Gambling is an activity where players place bets with material of value, such as money, chips, or even collectible game pieces. Players can also make wagers with other people in a group. These activities are often referred to as social gambling, and can include games such as poker or blackjack where players must adopt tactics and engage in critical thinking. This type of gambling has also been shown to enhance a variety of skillsets, including pattern recognition, sharpening mental faculties, and improving math skills. Some games, like poker, also incorporate a psychological element as players have to read body language and look for tells.
For most people, gambling is simply a way to have some fun and enjoy the adrenaline rush of winning money. It can also be a great way to socialise and escape from worries or stress. However, for some people, gambling can become an addiction. It is important to recognise the signs and symptoms of gambling problems so that you can seek help.

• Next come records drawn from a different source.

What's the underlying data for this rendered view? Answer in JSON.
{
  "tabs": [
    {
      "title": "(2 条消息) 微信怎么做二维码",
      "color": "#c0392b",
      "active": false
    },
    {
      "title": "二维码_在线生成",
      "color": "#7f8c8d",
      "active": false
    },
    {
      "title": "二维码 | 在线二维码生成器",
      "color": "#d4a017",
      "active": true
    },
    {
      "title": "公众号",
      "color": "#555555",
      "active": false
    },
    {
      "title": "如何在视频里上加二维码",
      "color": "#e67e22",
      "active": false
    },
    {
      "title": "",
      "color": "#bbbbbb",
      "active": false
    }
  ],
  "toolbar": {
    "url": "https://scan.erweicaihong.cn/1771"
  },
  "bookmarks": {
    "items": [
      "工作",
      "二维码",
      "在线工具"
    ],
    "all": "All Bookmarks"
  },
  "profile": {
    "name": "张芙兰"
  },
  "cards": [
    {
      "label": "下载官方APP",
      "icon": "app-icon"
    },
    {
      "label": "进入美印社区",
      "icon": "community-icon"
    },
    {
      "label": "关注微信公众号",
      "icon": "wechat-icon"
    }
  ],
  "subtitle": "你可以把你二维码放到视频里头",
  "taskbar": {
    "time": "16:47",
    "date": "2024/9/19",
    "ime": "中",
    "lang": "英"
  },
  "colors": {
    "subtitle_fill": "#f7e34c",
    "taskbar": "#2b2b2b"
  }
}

Research has shown that pathological gambling shares many of the same features as substance abuse, such as impaired impulse control and loss of control over spending. However, it is difficult to find an agreed nomenclature for the term as researchers, psychiatrists, and other treatment care clinicians often have different paradigms or world views from which they consider these issues. This has led to a wide range of opinions about whether or not pathological gambling should be classified as an addiction.